Voices: Spark to a flame

Amazon unveils the Kindle Fire and ignites the marketplace—iPad killer or not.


Photo: . Jeff Bezos, Chairman and CEO of, introduces the Kindle Fire at a news conference, Wednesday, Sept. 28, 2011 in New York. The e-reader and tablet has a 7-inch (17.78 cm) multicolor touchscreen (Photo: Mark Lennihan/AP)

“In an effort to compete with the iPad, Amazon on Wednesday unveiled their new tablet computer called the Kindle Fire, which will retail for [US]$199. It’s expected to sell well among parents who always buy the wrong thing.”
Seth Meyers
Weekend Update, Saturday Night Live

“[It] will run a modified version of Google’s Android operating system. Until now, [Amazon] has limited itself to making black-and-white e-readers, designed for consuming books and magazines….In recent years, the company has begun offering downloadable music for sale, and also has a streaming video-on-demand service in the United States. Those, combined with its mobile application store, give it a more sophisticated content ‘ecosystem’ than most of its rivals.”
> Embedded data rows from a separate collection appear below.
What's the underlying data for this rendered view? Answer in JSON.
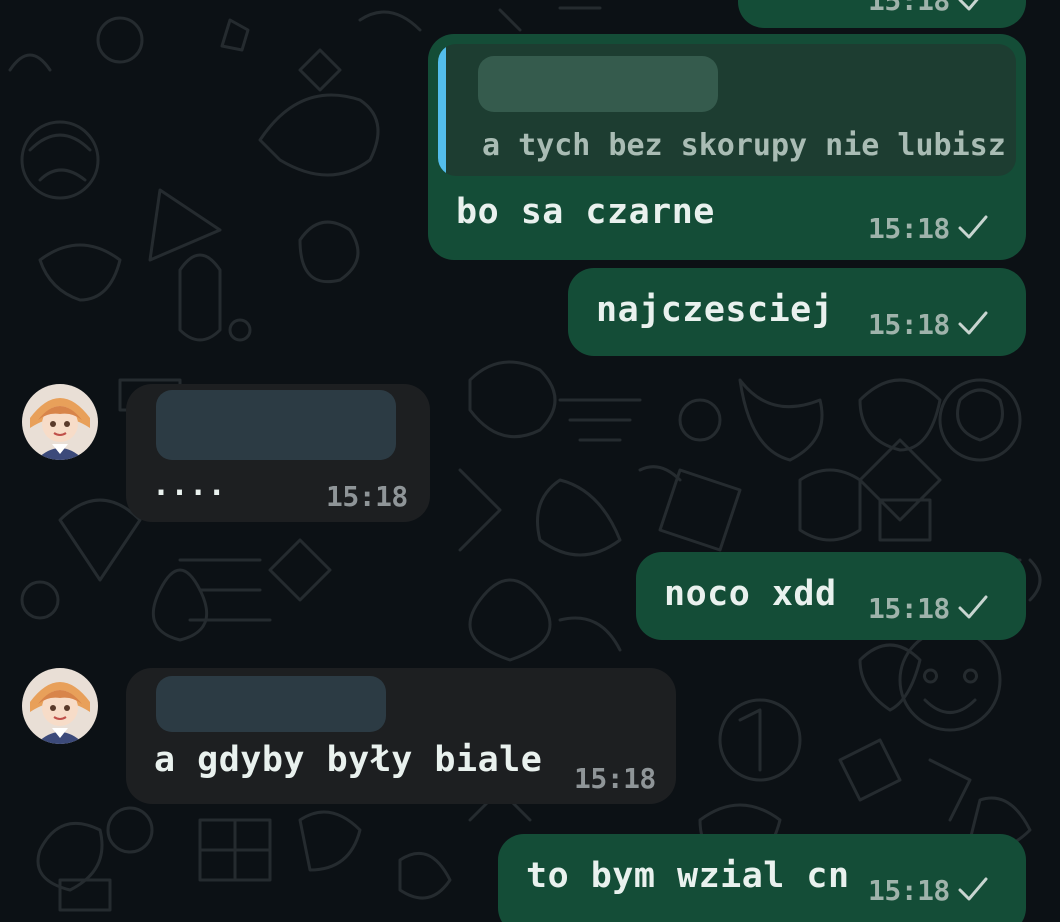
{
  "colors": {
    "background": "#0c1115",
    "outgoing_bubble": "#144d37",
    "incoming_bubble": "#1d1f21",
    "quote_bar": "#53bdeb",
    "text": "#e9f1ee",
    "timestamp": "#9fb3ab"
  },
  "messages": [
    {
      "direction": "outgoing",
      "text": "",
      "time": "15:18",
      "status_icon": "check-icon",
      "partially_visible": true
    },
    {
      "direction": "outgoing",
      "quote": {
        "author": "",
        "text": "a tych bez skorupy nie lubisz"
      },
      "text": "bo sa czarne",
      "time": "15:18",
      "status_icon": "check-icon"
    },
    {
      "direction": "outgoing",
      "text": "najczesciej",
      "time": "15:18",
      "status_icon": "check-icon"
    },
    {
      "direction": "incoming",
      "avatar": "avatar-icon",
      "sender": "",
      "text": "....",
      "time": "15:18"
    },
    {
      "direction": "outgoing",
      "text": "noco xdd",
      "time": "15:18",
      "status_icon": "check-icon"
    },
    {
      "direction": "incoming",
      "avatar": "avatar-icon",
      "sender": "",
      "text": "a gdyby były biale",
      "time": "15:18"
    },
    {
      "direction": "outgoing",
      "text": "to bym wzial cn",
      "time": "15:18",
      "status_icon": "check-icon"
    }
  ]
}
“Bezos took to the stage and presented a slew of new mobile devices for consumers with prices so eye-poppingly low that even some analysts who follow the market were shocked.”
Joshua Topolsky
The Washington Post

“We don’t think of the Kindle Fire as a tablet. We think of it as a service.”
Jeff Bezos
Amazon CEO

“Apple is…monetizing the hardware upfront with a 30%+ gross margin on the iPad, whereas Amazon is likely losing about $50 per Kindle Fire.”
Gene Munster
Senior research analyst at Piper Jaffray, via CNNMoney

“Put simply, Apple is in the business of selling content to help sell devices whereas Amazon is in the business of selling devices to help sell content. There is a poetic symmetry in the identical yet polar opposite strategies of the two companies.”
Mark Mulligan

“Is Amazon really calling its tablet the Fire? What, was Fahrenheit 451 too long to fit on the plastic case?”
Carolyn Kellogg
@paperhaus, via Twitter

“I’m waiting for the Kindle Bellows. It shouts books at you, so loud you can hear every word from 1000 miles away.”
Charlie Brooker
@charltonbrooker, via Twitter

“This isn’t an iPad killer. The Kindle Fire can be very successful without killing anything….The loser, if anything, is Google and the Android ecosystem.”
Michael Gartenberg
Research director at Gartner, via

“By creating what software developers call a ‘fork’—a version of the open-source Android that is plainly moving down a different road—Amazon is challenging Google’s primacy….If the Fire pre-empts the non-iPad competition, as it may, might Google feel obliged to create its own branded tablet? I would not bet against it.”
Dan Gillmor